=== Section Start ===

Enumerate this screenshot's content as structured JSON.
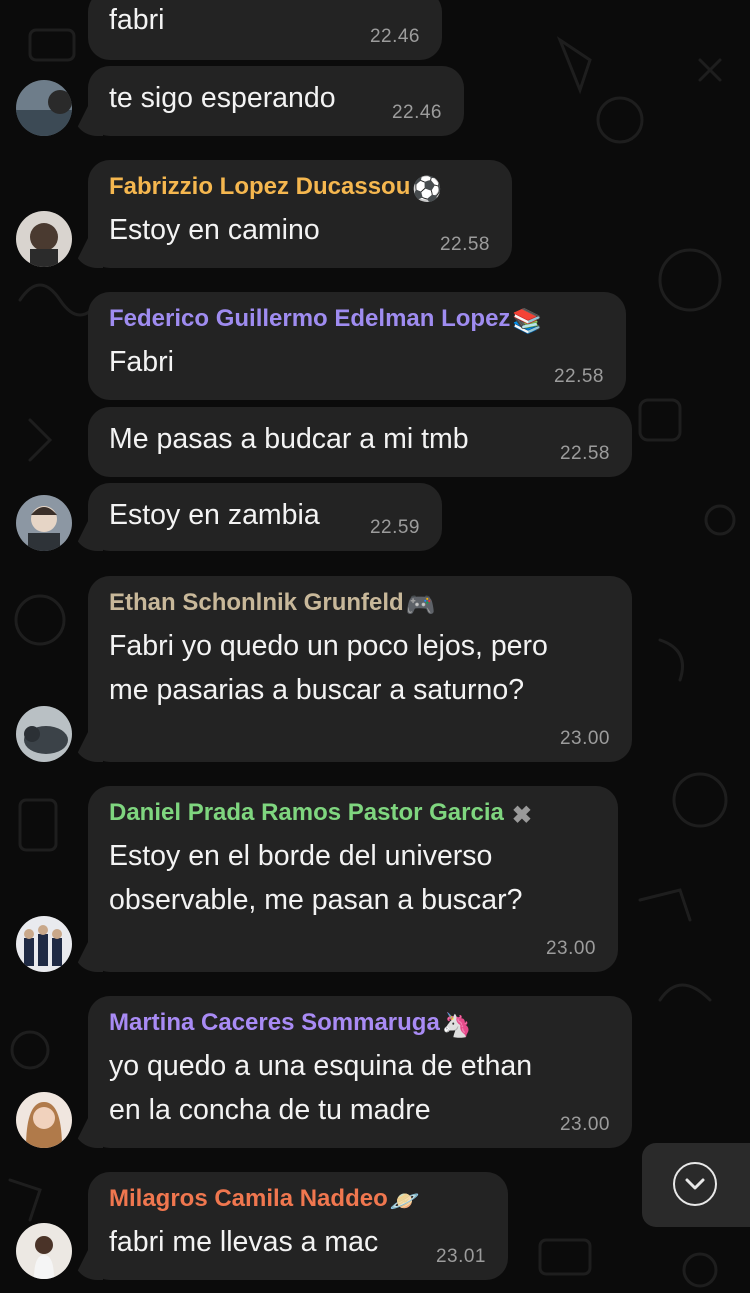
{
  "messages": [
    {
      "text": "fabri",
      "time": "22.46"
    },
    {
      "text": "te sigo esperando",
      "time": "22.46"
    },
    {
      "sender": "Fabrizzio Lopez Ducassou",
      "sender_color": "#f5b74f",
      "emoji": "soccer-ball-icon",
      "text": "Estoy en camino",
      "time": "22.58"
    },
    {
      "sender": "Federico Guillermo Edelman Lopez",
      "sender_color": "#9f8cf0",
      "emoji": "books-icon",
      "text": "Fabri",
      "time": "22.58"
    },
    {
      "text": "Me pasas a budcar a mi tmb",
      "time": "22.58"
    },
    {
      "text": "Estoy en zambia",
      "time": "22.59"
    },
    {
      "sender": "Ethan Schonlnik Grunfeld",
      "sender_color": "#c8b89a",
      "emoji": "game-controller-icon",
      "text": "Fabri yo quedo un poco lejos, pero\nme pasarias a buscar a saturno?",
      "time": "23.00"
    },
    {
      "sender": "Daniel Prada Ramos Pastor Garcia",
      "sender_color": "#7fd67f",
      "emoji": "cross-mark-icon",
      "text": "Estoy en el borde del universo\nobservable, me pasan a buscar?",
      "time": "23.00"
    },
    {
      "sender": "Martina Caceres Sommaruga",
      "sender_color": "#a98bf5",
      "emoji": "unicorn-icon",
      "text": "yo quedo a una esquina de ethan\nen la concha de tu madre",
      "time": "23.00"
    },
    {
      "sender": "Milagros Camila Naddeo",
      "sender_color": "#f0774f",
      "emoji": "ringed-planet-icon",
      "text": "fabri me llevas a mac",
      "time": "23.01"
    }
  ],
  "scroll_button": {
    "icon": "chevron-down-icon"
  }
}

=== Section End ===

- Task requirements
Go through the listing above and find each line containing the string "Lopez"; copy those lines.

- Reply
      "sender": "Fabrizzio Lopez Ducassou",
      "sender": "Federico Guillermo Edelman Lopez",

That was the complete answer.